The task:
Your answer should be a faithful copy of the entire listing.

Data supplied:
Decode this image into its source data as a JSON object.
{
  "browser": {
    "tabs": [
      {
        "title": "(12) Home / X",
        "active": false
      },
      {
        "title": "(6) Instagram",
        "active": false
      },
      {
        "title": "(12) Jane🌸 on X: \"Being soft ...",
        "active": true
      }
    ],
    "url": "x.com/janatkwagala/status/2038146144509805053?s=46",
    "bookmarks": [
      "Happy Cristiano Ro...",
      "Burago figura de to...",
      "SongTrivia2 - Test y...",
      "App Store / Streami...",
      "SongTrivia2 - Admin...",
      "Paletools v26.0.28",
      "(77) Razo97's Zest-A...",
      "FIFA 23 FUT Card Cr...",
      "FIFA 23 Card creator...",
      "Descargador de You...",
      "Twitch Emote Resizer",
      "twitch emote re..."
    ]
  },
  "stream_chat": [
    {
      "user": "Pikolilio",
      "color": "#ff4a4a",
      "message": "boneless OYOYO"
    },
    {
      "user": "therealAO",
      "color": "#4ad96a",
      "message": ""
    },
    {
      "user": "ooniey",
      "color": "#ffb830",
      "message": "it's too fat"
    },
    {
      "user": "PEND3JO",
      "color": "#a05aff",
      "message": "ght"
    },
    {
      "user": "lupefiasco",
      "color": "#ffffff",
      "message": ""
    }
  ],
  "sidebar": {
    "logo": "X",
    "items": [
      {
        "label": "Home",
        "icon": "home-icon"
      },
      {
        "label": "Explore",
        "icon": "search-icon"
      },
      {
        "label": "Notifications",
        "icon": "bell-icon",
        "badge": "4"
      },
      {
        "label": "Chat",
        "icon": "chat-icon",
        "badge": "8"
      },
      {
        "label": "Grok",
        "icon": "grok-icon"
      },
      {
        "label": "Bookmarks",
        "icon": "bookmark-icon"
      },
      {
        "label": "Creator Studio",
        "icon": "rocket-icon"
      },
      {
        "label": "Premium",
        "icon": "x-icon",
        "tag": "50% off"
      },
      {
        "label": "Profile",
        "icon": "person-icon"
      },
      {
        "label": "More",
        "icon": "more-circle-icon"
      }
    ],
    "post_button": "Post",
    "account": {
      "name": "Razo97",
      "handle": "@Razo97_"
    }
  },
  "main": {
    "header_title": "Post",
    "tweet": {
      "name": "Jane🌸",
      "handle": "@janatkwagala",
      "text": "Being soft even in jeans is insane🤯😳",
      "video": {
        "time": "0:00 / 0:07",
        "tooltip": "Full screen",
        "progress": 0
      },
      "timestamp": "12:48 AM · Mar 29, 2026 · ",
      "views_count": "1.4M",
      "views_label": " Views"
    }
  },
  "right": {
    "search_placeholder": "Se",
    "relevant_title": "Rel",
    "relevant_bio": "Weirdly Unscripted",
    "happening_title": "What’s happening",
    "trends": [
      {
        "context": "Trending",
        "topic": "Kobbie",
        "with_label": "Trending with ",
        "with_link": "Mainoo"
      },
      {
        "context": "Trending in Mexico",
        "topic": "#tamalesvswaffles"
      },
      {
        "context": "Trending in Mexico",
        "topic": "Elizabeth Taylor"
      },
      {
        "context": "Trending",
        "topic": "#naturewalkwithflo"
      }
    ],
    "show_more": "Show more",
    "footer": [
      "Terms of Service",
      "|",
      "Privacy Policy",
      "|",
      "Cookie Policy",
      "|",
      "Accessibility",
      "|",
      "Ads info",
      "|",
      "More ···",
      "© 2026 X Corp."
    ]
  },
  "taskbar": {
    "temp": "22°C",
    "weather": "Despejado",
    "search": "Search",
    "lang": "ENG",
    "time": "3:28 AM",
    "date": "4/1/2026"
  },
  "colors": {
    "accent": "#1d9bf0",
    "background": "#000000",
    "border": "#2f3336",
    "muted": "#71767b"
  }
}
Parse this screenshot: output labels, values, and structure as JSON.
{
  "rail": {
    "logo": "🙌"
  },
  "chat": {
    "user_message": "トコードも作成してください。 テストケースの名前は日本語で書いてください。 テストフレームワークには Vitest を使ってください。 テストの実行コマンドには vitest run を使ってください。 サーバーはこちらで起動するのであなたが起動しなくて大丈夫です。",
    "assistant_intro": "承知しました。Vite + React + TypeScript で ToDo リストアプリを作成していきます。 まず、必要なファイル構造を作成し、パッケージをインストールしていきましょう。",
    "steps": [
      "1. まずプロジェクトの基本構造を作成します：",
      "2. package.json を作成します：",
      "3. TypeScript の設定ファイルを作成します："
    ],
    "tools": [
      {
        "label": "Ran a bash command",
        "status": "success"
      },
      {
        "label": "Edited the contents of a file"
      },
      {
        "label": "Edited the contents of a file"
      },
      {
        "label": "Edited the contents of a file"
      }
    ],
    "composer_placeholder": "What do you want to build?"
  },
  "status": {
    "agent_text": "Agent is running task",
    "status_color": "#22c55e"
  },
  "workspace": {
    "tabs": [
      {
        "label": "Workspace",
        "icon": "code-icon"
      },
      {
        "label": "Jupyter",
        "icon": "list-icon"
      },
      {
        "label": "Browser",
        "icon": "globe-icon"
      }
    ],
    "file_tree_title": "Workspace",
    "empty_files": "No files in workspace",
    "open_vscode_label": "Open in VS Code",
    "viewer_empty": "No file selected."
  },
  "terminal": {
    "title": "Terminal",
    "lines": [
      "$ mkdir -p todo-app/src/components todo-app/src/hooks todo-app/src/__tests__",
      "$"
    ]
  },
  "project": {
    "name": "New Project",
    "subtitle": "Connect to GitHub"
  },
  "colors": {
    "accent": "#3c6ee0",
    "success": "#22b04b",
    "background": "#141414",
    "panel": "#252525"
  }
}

Exercise solution:
Decode this image into its source data as a JSON object.
{
  "browser": {
    "tabs": [
      {
        "title": "(12) Home / X",
        "active": false
      },
      {
        "title": "(6) Instagram",
        "active": false
      },
      {
        "title": "(12) Jane🌸 on X: \"Being soft ...",
        "active": true
      }
    ],
    "url": "x.com/janatkwagala/status/2038146144509805053?s=46",
    "bookmarks": [
      "Happy Cristiano Ro...",
      "Burago figura de to...",
      "SongTrivia2 - Test y...",
      "App Store / Streami...",
      "SongTrivia2 - Admin...",
      "Paletools v26.0.28",
      "(77) Razo97's Zest-A...",
      "FIFA 23 FUT Card Cr...",
      "FIFA 23 Card creator...",
      "Descargador de You...",
      "Twitch Emote Resizer",
      "twitch emote re..."
    ]
  },
  "stream_chat": [
    {
      "user": "Pikolilio",
      "color": "#ff4a4a",
      "message": "boneless OYOYO"
    },
    {
      "user": "therealAO",
      "color": "#4ad96a",
      "message": ""
    },
    {
      "user": "ooniey",
      "color": "#ffb830",
      "message": "it's too fat"
    },
    {
      "user": "PEND3JO",
      "color": "#a05aff",
      "message": "ght"
    },
    {
      "user": "lupefiasco",
      "color": "#ffffff",
      "message": ""
    }
  ],
  "sidebar": {
    "logo": "X",
    "items": [
      {
        "label": "Home",
        "icon": "home-icon"
      },
      {
        "label": "Explore",
        "icon": "search-icon"
      },
      {
        "label": "Notifications",
        "icon": "bell-icon",
        "badge": "4"
      },
      {
        "label": "Chat",
        "icon": "chat-icon",
        "badge": "8"
      },
      {
        "label": "Grok",
        "icon": "grok-icon"
      },
      {
        "label": "Bookmarks",
        "icon": "bookmark-icon"
      },
      {
        "label": "Creator Studio",
        "icon": "rocket-icon"
      },
      {
        "label": "Premium",
        "icon": "x-icon",
        "tag": "50% off"
      },
      {
        "label": "Profile",
        "icon": "person-icon"
      },
      {
        "label": "More",
        "icon": "more-circle-icon"
      }
    ],
    "post_button": "Post",
    "account": {
      "name": "Razo97",
      "handle": "@Razo97_"
    }
  },
  "main": {
    "header_title": "Post",
    "tweet": {
      "name": "Jane🌸",
      "handle": "@janatkwagala",
      "text": "Being soft even in jeans is insane🤯😳",
      "video": {
        "time": "0:00 / 0:07",
        "tooltip": "Full screen",
        "progress": 0
      },
      "timestamp": "12:48 AM · Mar 29, 2026 · ",
      "views_count": "1.4M",
      "views_label": " Views"
    }
  },
  "right": {
    "search_placeholder": "Se",
    "relevant_title": "Rel",
    "relevant_bio": "Weirdly Unscripted",
    "happening_title": "What’s happening",
    "trends": [
      {
        "context": "Trending",
        "topic": "Kobbie",
        "with_label": "Trending with ",
        "with_link": "Mainoo"
      },
      {
        "context": "Trending in Mexico",
        "topic": "#tamalesvswaffles"
      },
      {
        "context": "Trending in Mexico",
        "topic": "Elizabeth Taylor"
      },
      {
        "context": "Trending",
        "topic": "#naturewalkwithflo"
      }
    ],
    "show_more": "Show more",
    "footer": [
      "Terms of Service",
      "|",
      "Privacy Policy",
      "|",
      "Cookie Policy",
      "|",
      "Accessibility",
      "|",
      "Ads info",
      "|",
      "More ···",
      "© 2026 X Corp."
    ]
  },
  "taskbar": {
    "temp": "22°C",
    "weather": "Despejado",
    "search": "Search",
    "lang": "ENG",
    "time": "3:28 AM",
    "date": "4/1/2026"
  },
  "colors": {
    "accent": "#1d9bf0",
    "background": "#000000",
    "border": "#2f3336",
    "muted": "#71767b"
  }
}
Parse this screenshot: output labels, values, and structure as JSON.
{
  "rail": {
    "logo": "🙌"
  },
  "chat": {
    "user_message": "トコードも作成してください。 テストケースの名前は日本語で書いてください。 テストフレームワークには Vitest を使ってください。 テストの実行コマンドには vitest run を使ってください。 サーバーはこちらで起動するのであなたが起動しなくて大丈夫です。",
    "assistant_intro": "承知しました。Vite + React + TypeScript で ToDo リストアプリを作成していきます。 まず、必要なファイル構造を作成し、パッケージをインストールしていきましょう。",
    "steps": [
      "1. まずプロジェクトの基本構造を作成します：",
      "2. package.json を作成します：",
      "3. TypeScript の設定ファイルを作成します："
    ],
    "tools": [
      {
        "label": "Ran a bash command",
        "status": "success"
      },
      {
        "label": "Edited the contents of a file"
      },
      {
        "label": "Edited the contents of a file"
      },
      {
        "label": "Edited the contents of a file"
      }
    ],
    "composer_placeholder": "What do you want to build?"
  },
  "status": {
    "agent_text": "Agent is running task",
    "status_color": "#22c55e"
  },
  "workspace": {
    "tabs": [
      {
        "label": "Workspace",
        "icon": "code-icon"
      },
      {
        "label": "Jupyter",
        "icon": "list-icon"
      },
      {
        "label": "Browser",
        "icon": "globe-icon"
      }
    ],
    "file_tree_title": "Workspace",
    "empty_files": "No files in workspace",
    "open_vscode_label": "Open in VS Code",
    "viewer_empty": "No file selected."
  },
  "terminal": {
    "title": "Terminal",
    "lines": [
      "$ mkdir -p todo-app/src/components todo-app/src/hooks todo-app/src/__tests__",
      "$"
    ]
  },
  "project": {
    "name": "New Project",
    "subtitle": "Connect to GitHub"
  },
  "colors": {
    "accent": "#3c6ee0",
    "success": "#22b04b",
    "background": "#141414",
    "panel": "#252525"
  }
}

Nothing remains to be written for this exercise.